Unlike in other environments, the pods running in EKS get an IP address that belongs to the CIDR of the subnet that the node is deployed. These IP addresses are routable within the VPC and comply with all the policies and access controls defined at the network level.
Each node runs a daemon set that hosts the AWS-specific CNI control plane. Every time the kubelet schedules a pod, it asks the daemon set to allow an IP address. At this point, the CNI control plane creates a secondary IP address associated with the elastic network interfaces (ENI) attached to the node and hand it over to the kubelet. This is fundamentally different from the typical overlay networks based on Flannel or Contiv.
The flip side of the above approach is that the nodes may run out of secondary IP addresses.

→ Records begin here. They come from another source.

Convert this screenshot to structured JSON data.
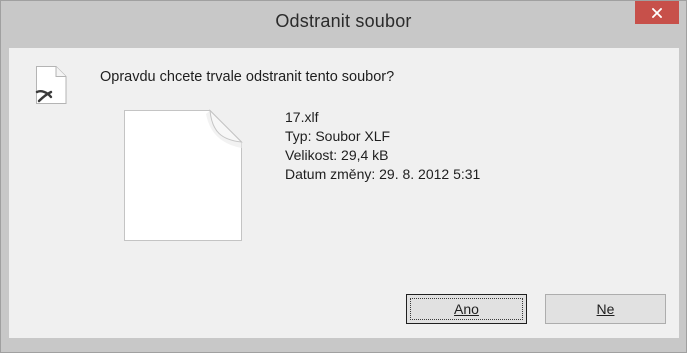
{
  "dialog": {
    "title": "Odstranit soubor",
    "question": "Opravdu chcete trvale odstranit tento soubor?"
  },
  "file": {
    "name": "17.xlf",
    "type": "Typ: Soubor XLF",
    "size": "Velikost: 29,4 kB",
    "modified": "Datum změny: 29. 8. 2012 5:31"
  },
  "buttons": {
    "yes_label": "Ano",
    "no_label": "Ne"
  },
  "colors": {
    "close_button": "#c7504a",
    "window_frame": "#c8c8c8",
    "client_background": "#f0f0f0"
  },
  "icons": {
    "close": "close-icon",
    "delete_file": "delete-file-icon",
    "file": "file-icon"
  }
}
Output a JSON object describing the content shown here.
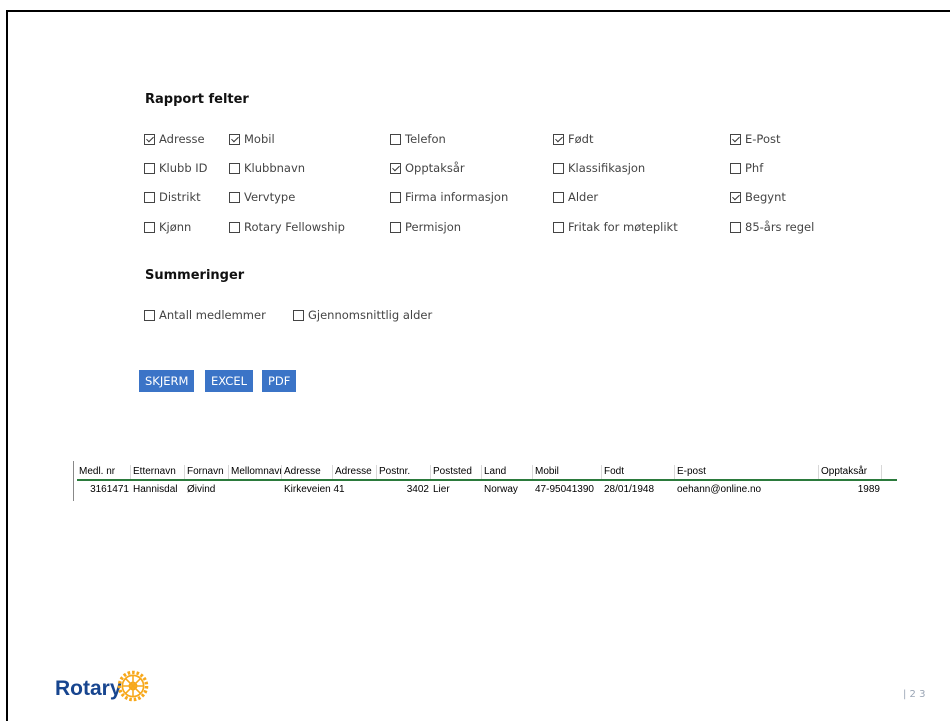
{
  "report_fields": {
    "title": "Rapport felter",
    "items": [
      {
        "label": "Adresse",
        "checked": true
      },
      {
        "label": "Mobil",
        "checked": true
      },
      {
        "label": "Telefon",
        "checked": false
      },
      {
        "label": "Født",
        "checked": true
      },
      {
        "label": "E-Post",
        "checked": true
      },
      {
        "label": "Klubb ID",
        "checked": false
      },
      {
        "label": "Klubbnavn",
        "checked": false
      },
      {
        "label": "Opptaksår",
        "checked": true
      },
      {
        "label": "Klassifikasjon",
        "checked": false
      },
      {
        "label": "Phf",
        "checked": false
      },
      {
        "label": "Distrikt",
        "checked": false
      },
      {
        "label": "Vervtype",
        "checked": false
      },
      {
        "label": "Firma informasjon",
        "checked": false
      },
      {
        "label": "Alder",
        "checked": false
      },
      {
        "label": "Begynt",
        "checked": true
      },
      {
        "label": "Kjønn",
        "checked": false
      },
      {
        "label": "Rotary Fellowship",
        "checked": false
      },
      {
        "label": "Permisjon",
        "checked": false
      },
      {
        "label": "Fritak for møteplikt",
        "checked": false
      },
      {
        "label": "85-års regel",
        "checked": false
      }
    ]
  },
  "summaries": {
    "title": "Summeringer",
    "items": [
      {
        "label": "Antall medlemmer",
        "checked": false
      },
      {
        "label": "Gjennomsnittlig alder",
        "checked": false
      }
    ]
  },
  "buttons": {
    "screen": "SKJERM",
    "excel": "EXCEL",
    "pdf": "PDF"
  },
  "table": {
    "headers": [
      "Medl. nr",
      "Etternavn",
      "Fornavn",
      "Mellomnavn",
      "Adresse",
      "Adresse",
      "Postnr.",
      "Poststed",
      "Land",
      "Mobil",
      "Fodt",
      "E-post",
      "Opptaksår"
    ],
    "rows": [
      [
        "3161471",
        "Hannisdal",
        "Øivind",
        "",
        "Kirkeveien 41",
        "",
        "3402",
        "Lier",
        "Norway",
        "47-95041390",
        "28/01/1948",
        "oehann@online.no",
        "1989"
      ]
    ]
  },
  "footer": {
    "logo_text": "Rotary",
    "page": "| 2 3"
  },
  "colors": {
    "button": "#3b74c7",
    "brand_blue": "#17458f",
    "brand_gold": "#f7a81b",
    "header_rule": "#2b7a3c"
  }
}
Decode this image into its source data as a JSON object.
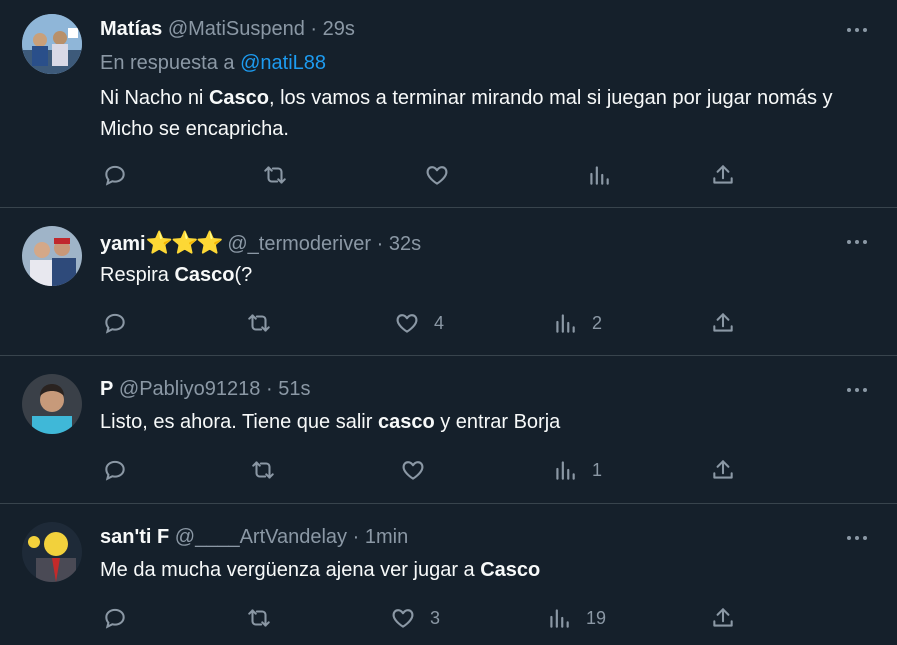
{
  "tweets": [
    {
      "name": "Matías",
      "stars": "",
      "handle": "@MatiSuspend",
      "dot": "·",
      "time": "29s",
      "reply_prefix": "En respuesta a",
      "reply_handle": "@natiL88",
      "text": {
        "p1": "Ni Nacho ni ",
        "bold": "Casco",
        "p2": ", los vamos a terminar mirando mal si juegan por jugar nomás y Micho se encapricha."
      },
      "likes": "",
      "views": ""
    },
    {
      "name": "yami",
      "stars": "⭐⭐⭐",
      "handle": "@_termoderiver",
      "dot": "·",
      "time": "32s",
      "text": {
        "p1": "Respira ",
        "bold": "Casco",
        "p2": "(?"
      },
      "likes": "4",
      "views": "2"
    },
    {
      "name": "P",
      "stars": "",
      "handle": "@Pabliyo91218",
      "dot": "·",
      "time": "51s",
      "text": {
        "p1": "Listo, es ahora. Tiene que salir ",
        "bold": "casco",
        "p2": " y entrar Borja"
      },
      "likes": "",
      "views": "1"
    },
    {
      "name": "san'ti F",
      "stars": "",
      "handle": "@____ArtVandelay",
      "dot": "·",
      "time": "1min",
      "text": {
        "p1": "Me da mucha vergüenza ajena ver jugar a ",
        "bold": "Casco",
        "p2": ""
      },
      "likes": "3",
      "views": "19"
    }
  ],
  "icons": {
    "reply": "reply-icon",
    "retweet": "retweet-icon",
    "like": "heart-icon",
    "views": "views-icon",
    "share": "share-icon",
    "more": "more-icon"
  },
  "colors": {
    "background": "#15202b",
    "text": "#f7f9f9",
    "muted": "#8b98a5",
    "link": "#1d9bf0",
    "divider": "#38444d"
  }
}
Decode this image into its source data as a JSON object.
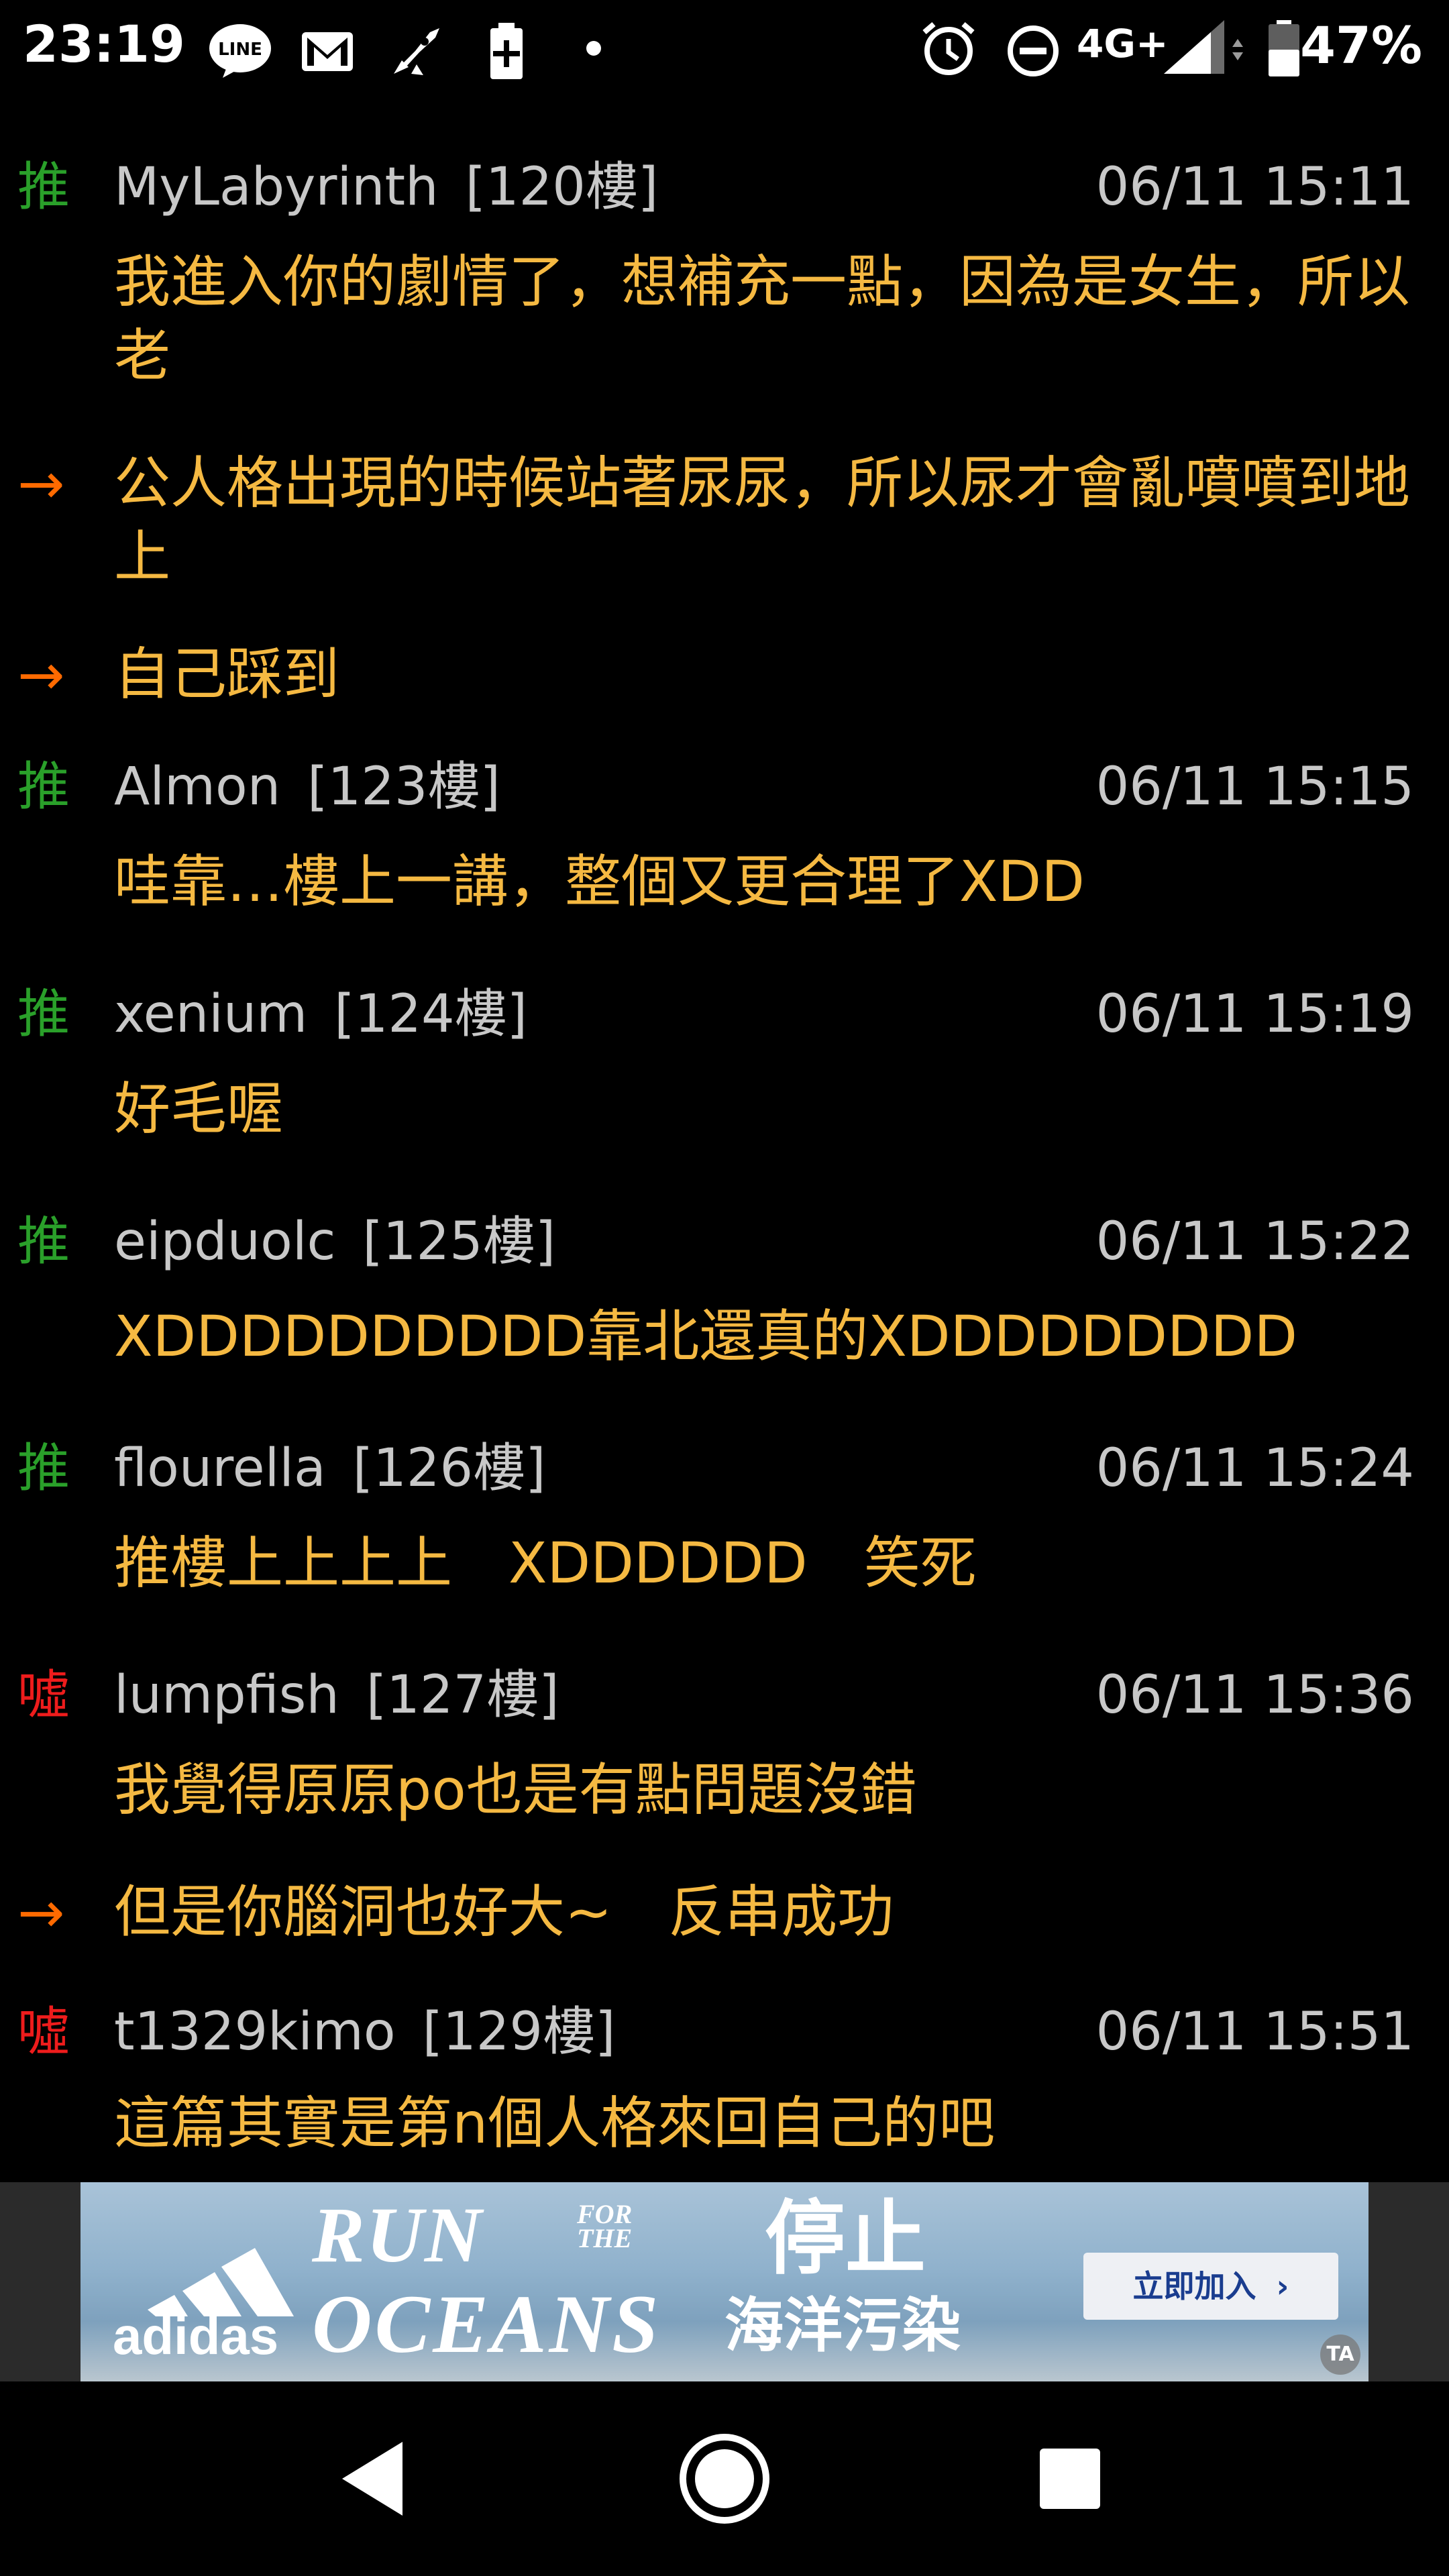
{
  "status_bar": {
    "time": "23:19",
    "left_icons": [
      "line-icon",
      "gmail-icon",
      "rocket-icon",
      "battery-saver-icon",
      "dot-icon"
    ],
    "right_icons": [
      "alarm-icon",
      "do-not-disturb-icon",
      "signal-icon",
      "battery-icon"
    ],
    "network": "4G+",
    "battery_percent": "47%"
  },
  "comments": [
    {
      "type": "tag",
      "tag": "推",
      "tag_kind": "push",
      "user": "MyLabyrinth",
      "floor": "[120樓]",
      "time": "06/11 15:11",
      "message": "我進入你的劇情了，想補充一點，因為是女生，所以老"
    },
    {
      "type": "continuation",
      "tag": "→",
      "message": "公人格出現的時候站著尿尿，所以尿才會亂噴噴到地上"
    },
    {
      "type": "continuation",
      "tag": "→",
      "message": "自己踩到"
    },
    {
      "type": "tag",
      "tag": "推",
      "tag_kind": "push",
      "user": "Almon",
      "floor": "[123樓]",
      "time": "06/11 15:15",
      "message": "哇靠…樓上一講，整個又更合理了XDD"
    },
    {
      "type": "tag",
      "tag": "推",
      "tag_kind": "push",
      "user": "xenium",
      "floor": "[124樓]",
      "time": "06/11 15:19",
      "message": "好毛喔"
    },
    {
      "type": "tag",
      "tag": "推",
      "tag_kind": "push",
      "user": "eipduolc",
      "floor": "[125樓]",
      "time": "06/11 15:22",
      "message": "XDDDDDDDDDD靠北還真的XDDDDDDDDD"
    },
    {
      "type": "tag",
      "tag": "推",
      "tag_kind": "push",
      "user": "flourella",
      "floor": "[126樓]",
      "time": "06/11 15:24",
      "message": "推樓上上上上　XDDDDDD　笑死"
    },
    {
      "type": "tag",
      "tag": "噓",
      "tag_kind": "boo",
      "user": "lumpfish",
      "floor": "[127樓]",
      "time": "06/11 15:36",
      "message": "我覺得原原po也是有點問題沒錯"
    },
    {
      "type": "continuation",
      "tag": "→",
      "message": "但是你腦洞也好大~　反串成功"
    },
    {
      "type": "tag",
      "tag": "噓",
      "tag_kind": "boo",
      "user": "t1329kimo",
      "floor": "[129樓]",
      "time": "06/11 15:51",
      "message": "這篇其實是第n個人格來回自己的吧"
    }
  ],
  "ad": {
    "brand": "adidas",
    "run": "RUN",
    "for_the": "FOR THE",
    "oceans": "OCEANS",
    "stop": "停止",
    "ocean_pollution": "海洋污染",
    "cta": "立即加入",
    "cta_icon": "chevron-right-icon",
    "badge": "TA"
  },
  "nav_bar": {
    "back": "back-icon",
    "home": "home-icon",
    "recents": "recents-icon"
  },
  "colors": {
    "push": "#2aa02a",
    "boo": "#ee1c1c",
    "arrow": "#ff6a00",
    "message": "#f5b942",
    "meta": "#c8c8c8"
  }
}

There is a hard limit on how many ENIs can be attached to an EC2 instance. There is also a limit on how many secondary IP addresses can be created per ENI. These limitations force customers to plan the node configuration ahead of deployment. Of course, it is also possible to create a specific node group and attach it to an existing cluster.
The deep integration with VPC makes many customers choose EKS over DIY deployments done through Kops.
Extending AWS IAM to Kubernetes RBAC
AWS’ identity and access management (IAM) are one of the best identity platforms in the industry. The modular design based on users, groups, policies, and roles delivers the right level of granularity for defining the authentication and authorization schemes.
Kubernetes also has a well-defined role-based access control (RBAC) in the form of service accounts, cluster roles, and role binding.
Amazon is leveraging an open source project called Authenticator for AWS built by Heptio. This authenticator bridges the gap between AWS IAM and Kubernetes RBAC. Based on the Webhook mode of Kubernetes authorization, the tool checks with IAM each time an operation is performed.
With version 1.10, the pluggable authentication providers are a part of the upstream Kubernetes distribution. The timing worked in favor of Amazon EKS, which is exploiting this feature to support standard kubectl without any hacks.
The integration of Heptio Authenticator enabled EKS to extend its existing RBAC to Kubernetes seamlessly. It prevents hard-wiring of credentials into each node and also provides a mechanism that makes standard kubectl work with EKS.
Amazon has been late to the Kubernetes party. But, the delay helped the AWS team to learn from existing implementations of managed Kubernetes. It ensures that EKS has the best in class integration with the rest of the AWS services, which helps enterprise customers in adopting Kubernetes.
*This article was updated on December 13, 2022.